What the task asks =
State the number of lines in the following material that contain the string "this", and nothing else.

○ ○ ○ ○

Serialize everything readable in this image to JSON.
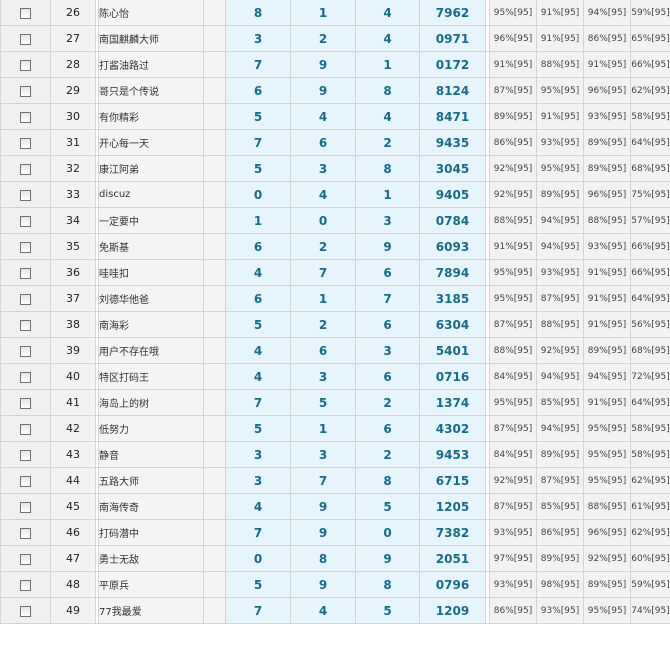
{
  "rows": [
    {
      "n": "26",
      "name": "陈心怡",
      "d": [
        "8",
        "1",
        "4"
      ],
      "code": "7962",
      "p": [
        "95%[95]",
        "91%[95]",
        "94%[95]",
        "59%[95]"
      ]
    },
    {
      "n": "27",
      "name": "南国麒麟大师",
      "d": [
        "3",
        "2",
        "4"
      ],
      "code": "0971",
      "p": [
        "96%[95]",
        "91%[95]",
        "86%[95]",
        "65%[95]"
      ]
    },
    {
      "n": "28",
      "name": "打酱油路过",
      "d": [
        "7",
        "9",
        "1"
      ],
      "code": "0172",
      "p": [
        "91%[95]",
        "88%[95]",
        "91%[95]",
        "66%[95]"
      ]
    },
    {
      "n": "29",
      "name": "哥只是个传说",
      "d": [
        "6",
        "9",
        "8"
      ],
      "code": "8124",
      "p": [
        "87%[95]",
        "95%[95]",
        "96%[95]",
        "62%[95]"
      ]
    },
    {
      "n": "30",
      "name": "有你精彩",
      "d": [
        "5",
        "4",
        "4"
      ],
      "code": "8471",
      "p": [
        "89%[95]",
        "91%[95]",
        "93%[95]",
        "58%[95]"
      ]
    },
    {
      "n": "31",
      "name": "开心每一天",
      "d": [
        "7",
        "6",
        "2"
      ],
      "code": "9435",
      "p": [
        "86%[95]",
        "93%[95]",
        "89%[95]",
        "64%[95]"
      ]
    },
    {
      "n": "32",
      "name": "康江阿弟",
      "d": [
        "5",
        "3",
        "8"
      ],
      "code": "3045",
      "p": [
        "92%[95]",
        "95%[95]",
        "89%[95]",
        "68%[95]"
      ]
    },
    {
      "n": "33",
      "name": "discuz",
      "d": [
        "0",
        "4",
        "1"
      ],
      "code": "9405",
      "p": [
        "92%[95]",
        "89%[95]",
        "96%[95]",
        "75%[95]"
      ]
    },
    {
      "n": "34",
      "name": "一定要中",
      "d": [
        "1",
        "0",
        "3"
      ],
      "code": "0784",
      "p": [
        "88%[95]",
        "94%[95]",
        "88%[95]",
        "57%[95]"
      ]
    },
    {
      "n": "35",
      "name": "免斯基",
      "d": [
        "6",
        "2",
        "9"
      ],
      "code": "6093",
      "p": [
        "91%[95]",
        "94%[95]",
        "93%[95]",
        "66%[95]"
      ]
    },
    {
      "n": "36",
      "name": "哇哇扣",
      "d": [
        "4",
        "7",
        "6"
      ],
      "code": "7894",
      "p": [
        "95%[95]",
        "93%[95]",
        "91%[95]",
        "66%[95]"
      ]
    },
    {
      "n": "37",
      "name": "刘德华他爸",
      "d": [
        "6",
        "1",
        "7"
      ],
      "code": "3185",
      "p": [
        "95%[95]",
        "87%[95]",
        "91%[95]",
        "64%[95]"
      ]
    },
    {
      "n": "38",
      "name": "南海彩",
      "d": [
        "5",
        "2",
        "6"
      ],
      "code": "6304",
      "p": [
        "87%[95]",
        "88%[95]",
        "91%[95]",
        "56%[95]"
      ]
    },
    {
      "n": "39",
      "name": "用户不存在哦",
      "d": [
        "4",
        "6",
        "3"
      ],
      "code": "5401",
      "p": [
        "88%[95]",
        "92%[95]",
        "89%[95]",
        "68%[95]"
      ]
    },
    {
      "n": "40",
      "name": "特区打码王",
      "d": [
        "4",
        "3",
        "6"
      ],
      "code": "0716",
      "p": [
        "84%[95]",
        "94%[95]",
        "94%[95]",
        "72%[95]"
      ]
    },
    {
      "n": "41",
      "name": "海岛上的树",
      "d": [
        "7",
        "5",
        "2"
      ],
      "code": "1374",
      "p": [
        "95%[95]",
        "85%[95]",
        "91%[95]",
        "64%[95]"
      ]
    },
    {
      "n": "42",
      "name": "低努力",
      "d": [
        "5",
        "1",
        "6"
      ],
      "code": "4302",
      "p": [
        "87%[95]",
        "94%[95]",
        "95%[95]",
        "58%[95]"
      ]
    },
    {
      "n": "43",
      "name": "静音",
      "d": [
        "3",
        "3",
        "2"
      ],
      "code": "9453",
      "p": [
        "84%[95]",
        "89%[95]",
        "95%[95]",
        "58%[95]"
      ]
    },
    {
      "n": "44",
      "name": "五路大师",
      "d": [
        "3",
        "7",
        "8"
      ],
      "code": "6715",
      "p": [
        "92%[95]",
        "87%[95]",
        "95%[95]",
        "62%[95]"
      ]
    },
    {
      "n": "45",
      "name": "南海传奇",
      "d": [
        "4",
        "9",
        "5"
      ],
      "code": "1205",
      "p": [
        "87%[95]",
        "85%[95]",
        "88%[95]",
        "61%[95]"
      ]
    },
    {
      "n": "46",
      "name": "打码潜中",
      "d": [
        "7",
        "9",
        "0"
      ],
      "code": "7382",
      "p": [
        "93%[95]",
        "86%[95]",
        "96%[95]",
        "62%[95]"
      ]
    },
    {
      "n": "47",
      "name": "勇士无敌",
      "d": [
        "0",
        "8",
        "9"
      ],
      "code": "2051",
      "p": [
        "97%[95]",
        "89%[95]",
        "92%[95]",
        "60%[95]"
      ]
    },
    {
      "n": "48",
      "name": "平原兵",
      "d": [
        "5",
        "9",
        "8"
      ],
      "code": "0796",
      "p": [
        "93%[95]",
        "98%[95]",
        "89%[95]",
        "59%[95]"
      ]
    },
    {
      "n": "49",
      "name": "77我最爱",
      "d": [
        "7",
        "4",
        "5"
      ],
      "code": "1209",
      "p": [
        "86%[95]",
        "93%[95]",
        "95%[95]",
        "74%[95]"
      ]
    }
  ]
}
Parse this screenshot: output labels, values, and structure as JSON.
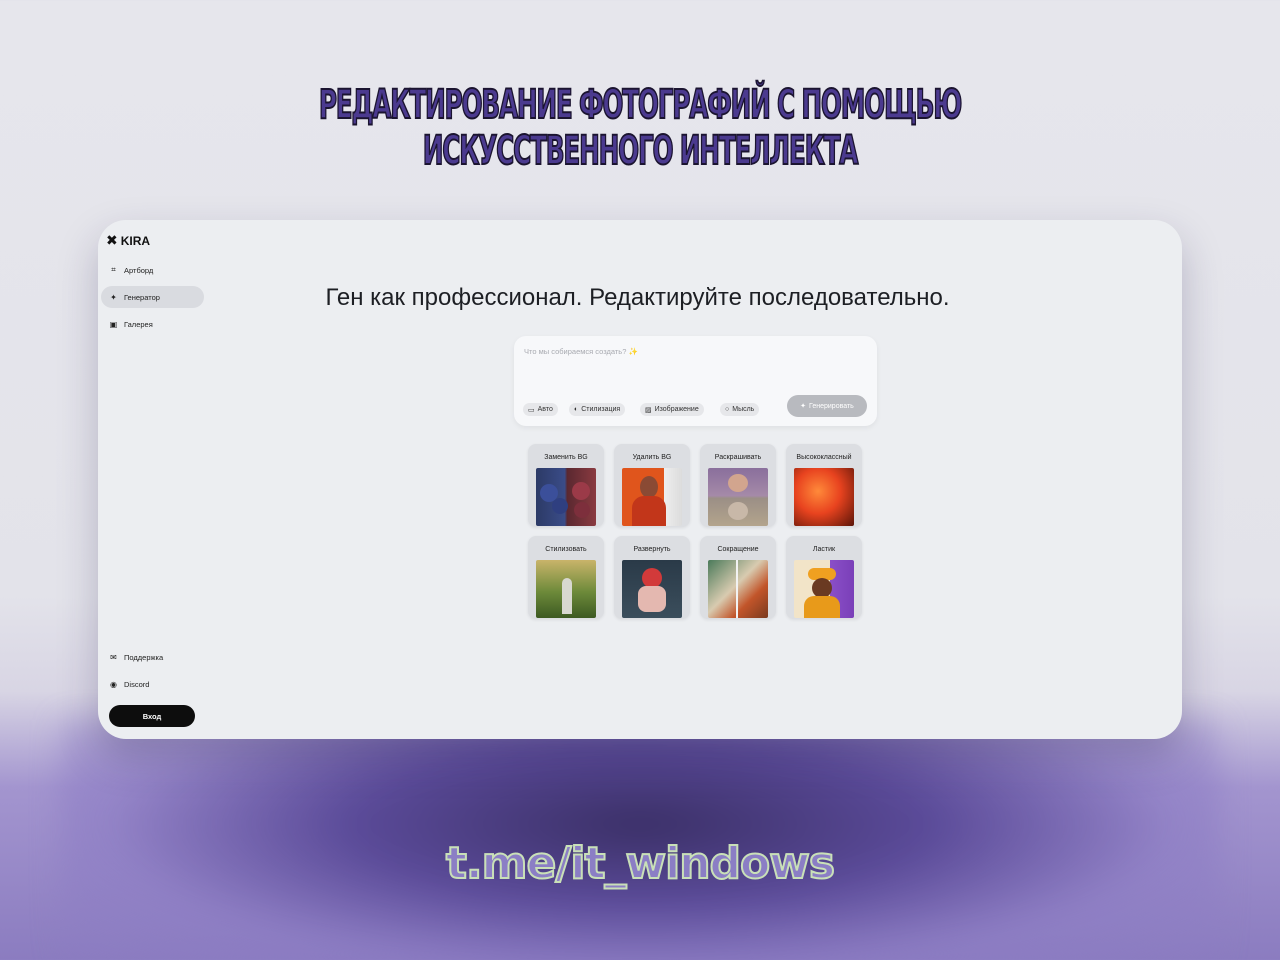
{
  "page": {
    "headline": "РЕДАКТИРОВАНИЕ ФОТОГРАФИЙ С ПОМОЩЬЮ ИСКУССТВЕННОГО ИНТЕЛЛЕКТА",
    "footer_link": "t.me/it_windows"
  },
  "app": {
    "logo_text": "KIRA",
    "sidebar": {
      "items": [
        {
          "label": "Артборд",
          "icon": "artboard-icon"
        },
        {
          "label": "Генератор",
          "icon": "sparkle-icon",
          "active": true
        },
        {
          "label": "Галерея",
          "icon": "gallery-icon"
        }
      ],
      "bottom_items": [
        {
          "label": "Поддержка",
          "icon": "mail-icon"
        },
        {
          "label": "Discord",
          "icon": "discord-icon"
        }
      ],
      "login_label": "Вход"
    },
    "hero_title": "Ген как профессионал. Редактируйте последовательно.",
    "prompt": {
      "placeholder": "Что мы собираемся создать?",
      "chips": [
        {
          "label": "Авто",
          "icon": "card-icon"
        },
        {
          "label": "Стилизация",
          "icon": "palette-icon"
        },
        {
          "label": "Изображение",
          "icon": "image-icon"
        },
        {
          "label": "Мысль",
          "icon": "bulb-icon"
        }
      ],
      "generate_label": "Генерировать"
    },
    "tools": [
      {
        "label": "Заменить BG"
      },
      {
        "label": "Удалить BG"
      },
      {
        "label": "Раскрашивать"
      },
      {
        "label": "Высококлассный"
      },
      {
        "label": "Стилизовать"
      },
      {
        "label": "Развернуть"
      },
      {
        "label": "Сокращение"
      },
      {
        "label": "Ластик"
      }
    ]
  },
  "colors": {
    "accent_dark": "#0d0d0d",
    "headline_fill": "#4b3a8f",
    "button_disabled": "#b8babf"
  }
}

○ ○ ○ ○

Answer section =
2